It was so hard for me to find beauty in my P, when all my life I had looked at it as a liability, something to be hated and torn out and destroyed -- and if not, then at least pushed away and banished. I still hate the fact that I have a messy desk. But at least I don't think I'm a mess any longer.

Saturday, April 12, 2014

K is for kilograms

I've fallen off the wagon in a big way this week -- with regards to sugar, not alcohol. Cake, ice-cream, chocolates, Pepsi... I swear, they're so gonna be my downfall.

The sweet tooth comes from mum. It is mostly undiscriminating, but I love sodas especially. The other stuff -- I love those too, but I rarely snack (THANK GOD). It's sodas which are the most accessible thing. After all, a body has to drink, right? Right???

Two years ago, I made a concerted effort to cut down on my sugar and carb intake. One way was to limit myself to a single can of soda a week. I'm not militant about it, like I don't set a particular day for my soda and tell myself other days should be soda-free, or make a mark in my diary whenever I do get a soda, or anything like that. Some weeks I will pick up a can, and some weeks I won't at all. The "one a week" decision has more to do with being aware of what I'm consuming than anything else.

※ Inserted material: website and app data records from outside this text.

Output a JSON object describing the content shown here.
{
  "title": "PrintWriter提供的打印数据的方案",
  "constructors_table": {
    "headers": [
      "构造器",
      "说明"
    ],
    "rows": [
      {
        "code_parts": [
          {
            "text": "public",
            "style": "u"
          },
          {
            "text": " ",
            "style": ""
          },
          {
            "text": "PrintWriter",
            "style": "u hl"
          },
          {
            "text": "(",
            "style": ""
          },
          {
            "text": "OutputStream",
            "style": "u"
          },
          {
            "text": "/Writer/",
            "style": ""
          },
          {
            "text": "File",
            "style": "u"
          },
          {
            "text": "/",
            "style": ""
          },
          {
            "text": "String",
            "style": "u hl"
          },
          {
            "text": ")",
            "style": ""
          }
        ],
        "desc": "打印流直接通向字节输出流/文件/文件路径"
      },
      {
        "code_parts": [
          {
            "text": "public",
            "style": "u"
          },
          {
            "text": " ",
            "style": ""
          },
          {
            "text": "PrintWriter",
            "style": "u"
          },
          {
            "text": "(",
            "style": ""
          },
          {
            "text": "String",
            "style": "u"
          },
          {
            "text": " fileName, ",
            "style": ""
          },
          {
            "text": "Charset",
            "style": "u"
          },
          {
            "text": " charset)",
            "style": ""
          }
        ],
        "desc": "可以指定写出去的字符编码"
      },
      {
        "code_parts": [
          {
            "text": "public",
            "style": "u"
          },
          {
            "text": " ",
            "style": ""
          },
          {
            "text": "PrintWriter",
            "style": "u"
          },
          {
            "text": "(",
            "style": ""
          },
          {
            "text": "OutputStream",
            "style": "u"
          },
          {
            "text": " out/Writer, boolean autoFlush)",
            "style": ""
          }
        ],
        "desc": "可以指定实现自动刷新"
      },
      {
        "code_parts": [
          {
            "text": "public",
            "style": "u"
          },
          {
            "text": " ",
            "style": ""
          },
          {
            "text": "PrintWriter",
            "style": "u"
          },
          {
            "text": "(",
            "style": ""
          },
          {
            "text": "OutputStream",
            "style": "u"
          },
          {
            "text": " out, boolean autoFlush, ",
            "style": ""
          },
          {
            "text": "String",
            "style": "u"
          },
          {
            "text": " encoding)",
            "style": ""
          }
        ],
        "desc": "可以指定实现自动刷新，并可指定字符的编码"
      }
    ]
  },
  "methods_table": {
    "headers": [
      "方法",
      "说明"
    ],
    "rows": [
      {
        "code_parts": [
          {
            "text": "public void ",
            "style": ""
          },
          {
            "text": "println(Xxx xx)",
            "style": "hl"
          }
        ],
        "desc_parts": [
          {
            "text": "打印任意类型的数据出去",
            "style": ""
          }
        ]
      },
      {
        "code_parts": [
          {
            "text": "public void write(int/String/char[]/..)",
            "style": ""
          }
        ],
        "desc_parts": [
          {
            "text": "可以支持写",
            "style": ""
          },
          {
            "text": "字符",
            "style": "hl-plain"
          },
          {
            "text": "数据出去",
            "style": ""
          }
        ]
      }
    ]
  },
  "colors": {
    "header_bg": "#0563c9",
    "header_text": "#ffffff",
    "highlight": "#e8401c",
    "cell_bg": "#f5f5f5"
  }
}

Well, this week I've been aware that I'm consuming more than usual. The one problem I have is with impulsiveness: "I feel like having this, so I'll have it". Because sometimes I will feel like having a soda, sometimes I will feel like having a slice of cake, and sometimes I will feel like having chocolate. Not all at the same time, of course (phew), but if you have one of them every other day, it's going to be a problem. Sometimes I try to talk myself out of it, but other times I don't. Sometimes I feel like I deserve a little treat, or I don't want to deprive myself of one of life's little pleasures... amazing, the things you tell yourself to justify bad decisions!

Some researchers say that a can of soda has 10 teaspoonfuls of sugar. Ten! Knowing this makes me feel guilty sometimes when I drink it. And my dear dad told me that if I eat a single M&M, I'd need to walk the length of a soccer field to use up all the calories. Just ONE M&M! Dad said every time I eat something, I should think about how I'm gonna work off the energy later. I told him I can't live like that: I'd never be able to enjoy food again.

So I don't count calories, but I eat half the usual portion of pasta or noodles or rice, generally avoid french fries and potatoes, and drink at most one can of soda a week -- choosing water most other times -- and over the past two years I've lost enough weight that people have been taking notice. Oh, I'm far from svelte and slim, but at least I have a bit of shape back (I know round is a shape, but it is not the shape I wanna be!).

I'm trying not to beat myself up for falling off the wagon this week. I think I have drunk at least 3 cans of soda, eaten a small bar of chocolate and one slice of chocolate cake with icing. Logically, I think my sugar intake will even out, because there are weeks when I go without eating anything unusually sweet (that is, just sticking to my usual meals and water). But I'm having an "I'm feeling fat" moment tonight. Sigh.